He attended a school for hearing children and learned to read lips and speak. But unlike many other religious parents, who insist their deaf children fit into the hearing world – which means solely speech and lip-reading, a cumbersome method prone to misunderstandings – his mother saw the value of sign language for her son. She was so convinced of its importance that when he was a child she brought a teacher into her home to teach sign language to other deaf children and their mothers.
Now, most of Tolidano’s students (who range in age from 25 to 35) receive the same treatment.
Though a few were already proficient in ISL (Israeli Sign Language) and a couple in ASL (American Sign Language) before arriving at Ma’aseh Nissim, others see the kollel as their first chance to enjoy the freedom of communicating in sign language.
“Even if they know a little sign, too many deaf kids are embarrassed to speak with their hands and stayed closed off,” says Tolidano. “This is the place they can open up and really communicate.”
He knows the challenges personally. Having spent 15 years in a hearing yeshiva with 400 other students, he says that “it was very difficult, although I had a good hevruta who would sit with me and painstakingly go over the day’s learning.”
Nonetheless, “the strain of struggling to read lips for four hours of study took its toll,” he says.
Teaching for two years at Yeshivat Nefesh David, a Toronto program for deaf boys aged 13 to 18, he began to wonder what would happen to many of these boys after high school. “Is that the end of their Torah study?” he asked himself. “And what about the thousands of deaf Jewish men who never even had that chance to learn in ways we can understand?” The new kollel, the first one designed specifically for deaf men, is named after his grandfather, Rabbi Nissim Tolidano, who opened a Sephardi yeshiva, She’erit Yosef, in 1963 in Be’er Ya’acov, near Ramle.

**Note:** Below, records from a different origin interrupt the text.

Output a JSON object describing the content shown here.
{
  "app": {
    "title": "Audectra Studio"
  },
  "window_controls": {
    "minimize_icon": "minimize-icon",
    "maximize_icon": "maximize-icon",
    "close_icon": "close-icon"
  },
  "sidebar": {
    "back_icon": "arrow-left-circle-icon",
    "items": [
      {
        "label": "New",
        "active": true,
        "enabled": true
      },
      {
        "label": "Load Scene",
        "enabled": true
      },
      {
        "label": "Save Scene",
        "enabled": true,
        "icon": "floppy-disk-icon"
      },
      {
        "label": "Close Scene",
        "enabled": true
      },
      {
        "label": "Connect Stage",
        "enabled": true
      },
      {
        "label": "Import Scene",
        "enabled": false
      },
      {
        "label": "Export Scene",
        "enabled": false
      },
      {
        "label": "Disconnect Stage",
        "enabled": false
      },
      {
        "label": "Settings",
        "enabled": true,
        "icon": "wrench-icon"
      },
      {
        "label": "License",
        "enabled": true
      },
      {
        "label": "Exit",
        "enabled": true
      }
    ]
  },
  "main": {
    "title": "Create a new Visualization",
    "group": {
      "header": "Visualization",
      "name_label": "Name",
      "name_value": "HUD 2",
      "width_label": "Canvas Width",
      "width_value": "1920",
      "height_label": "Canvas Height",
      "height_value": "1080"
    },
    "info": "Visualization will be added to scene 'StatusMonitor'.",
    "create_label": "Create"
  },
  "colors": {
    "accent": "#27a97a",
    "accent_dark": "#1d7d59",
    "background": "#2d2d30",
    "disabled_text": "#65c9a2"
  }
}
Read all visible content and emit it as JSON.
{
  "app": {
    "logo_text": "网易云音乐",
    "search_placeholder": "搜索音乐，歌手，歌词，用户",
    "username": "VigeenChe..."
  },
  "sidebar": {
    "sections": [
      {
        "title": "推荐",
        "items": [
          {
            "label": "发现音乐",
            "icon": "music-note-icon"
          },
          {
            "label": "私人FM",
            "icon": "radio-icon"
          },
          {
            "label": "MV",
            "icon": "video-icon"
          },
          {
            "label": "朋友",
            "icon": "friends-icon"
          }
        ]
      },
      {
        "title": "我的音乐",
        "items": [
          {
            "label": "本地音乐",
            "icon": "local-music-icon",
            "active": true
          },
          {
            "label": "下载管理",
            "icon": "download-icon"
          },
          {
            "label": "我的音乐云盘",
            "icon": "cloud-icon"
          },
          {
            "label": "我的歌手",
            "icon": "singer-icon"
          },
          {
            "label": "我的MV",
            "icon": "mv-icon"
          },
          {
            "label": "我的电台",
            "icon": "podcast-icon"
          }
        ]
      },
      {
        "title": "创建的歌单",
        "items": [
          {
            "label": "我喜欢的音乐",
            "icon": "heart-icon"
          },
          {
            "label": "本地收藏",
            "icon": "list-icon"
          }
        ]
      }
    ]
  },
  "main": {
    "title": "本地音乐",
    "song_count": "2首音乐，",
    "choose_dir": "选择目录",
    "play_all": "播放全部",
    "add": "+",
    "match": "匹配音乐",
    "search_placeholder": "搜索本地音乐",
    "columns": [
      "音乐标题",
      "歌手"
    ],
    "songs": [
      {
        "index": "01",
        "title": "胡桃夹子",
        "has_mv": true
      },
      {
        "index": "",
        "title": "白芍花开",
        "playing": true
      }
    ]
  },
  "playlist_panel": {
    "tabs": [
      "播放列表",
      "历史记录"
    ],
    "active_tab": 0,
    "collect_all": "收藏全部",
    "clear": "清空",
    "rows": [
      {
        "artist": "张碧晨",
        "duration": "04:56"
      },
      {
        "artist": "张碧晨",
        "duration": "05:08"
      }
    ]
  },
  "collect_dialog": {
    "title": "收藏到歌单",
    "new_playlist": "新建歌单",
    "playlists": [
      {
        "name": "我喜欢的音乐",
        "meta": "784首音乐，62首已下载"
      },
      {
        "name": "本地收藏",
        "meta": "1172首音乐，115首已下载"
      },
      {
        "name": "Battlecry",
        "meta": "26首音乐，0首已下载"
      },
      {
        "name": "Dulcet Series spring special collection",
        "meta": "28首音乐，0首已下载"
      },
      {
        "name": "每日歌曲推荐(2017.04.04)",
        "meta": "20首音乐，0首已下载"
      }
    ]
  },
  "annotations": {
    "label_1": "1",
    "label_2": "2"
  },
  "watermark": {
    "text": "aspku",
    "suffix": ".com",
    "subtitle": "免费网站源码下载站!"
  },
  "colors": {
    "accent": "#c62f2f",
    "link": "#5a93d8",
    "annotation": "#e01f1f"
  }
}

After inspiring thousands of students over a span of 50 years, the rabbi died this past June.
“Every step of the way, I have felt my grandfather’s blessing and his pride,” Tolidano says.
Fetehi, whose own (hearing) students study more noisily in a room across from Tolidano’s, says the Tolidano family rabbis “are a chain that never broke.”
The Ma’aseh Nissim founder “is descended from leaders, and he is a leader,” Fetehi says. “It’s something I could see as soon as we met. I knew he was the kind of person who could pull a group together coming from such different learning backgrounds, and with such different communication skills. Now they come to this place and begin to feel they are worthwhile, that after so long they know they can learn as well as anyone.”
Hillel Inglis is one young man who got a chance to learn as a teen in the Toronto program and then enrolled in a hearing yeshiva. But until Ma’aseh Nissim opened, the London native never thought he would have a chance to continue his education – his way.
“When you can’t hear everything, you lose the points made,” says the 25-year-old, who has hearing aids in both ears.
“Yosef switches our hevrutot every two hours, so we can help each other learn better,” he says.
“Because even though these guys are very smart, most never had a chance to develop the skills for Gemara [Talmud] study. Now all of a sudden, it’s coming together.”
“We’re like a family,” adds Mordechai Weisman, a 25-year-old Israeli with honey-brown peyot and a ready laugh.
“My wife tells me I have more self-confidence now, since I can actually use my mind,” he says.
“It’s like my full potential is now mine to use.”
It’s that potential that continues to excite his teacher, who has a vision of many deaf men from both secular and religious backgrounds studying Torah together. He travels both inside and outside the country to raise funds. Tuition is free, since Fetehi donates the space. Each student receives a monthly $400 stipend to help defray living costs.
Tolidano has clear long-term goals for the kollel.
“To get to the point where every deaf Jewish man can see himself as equal to every other learner, as truly comfortable and confident, as being able to ask the questions he could never ask before in a safe place, there is a lot of work to do,” he says.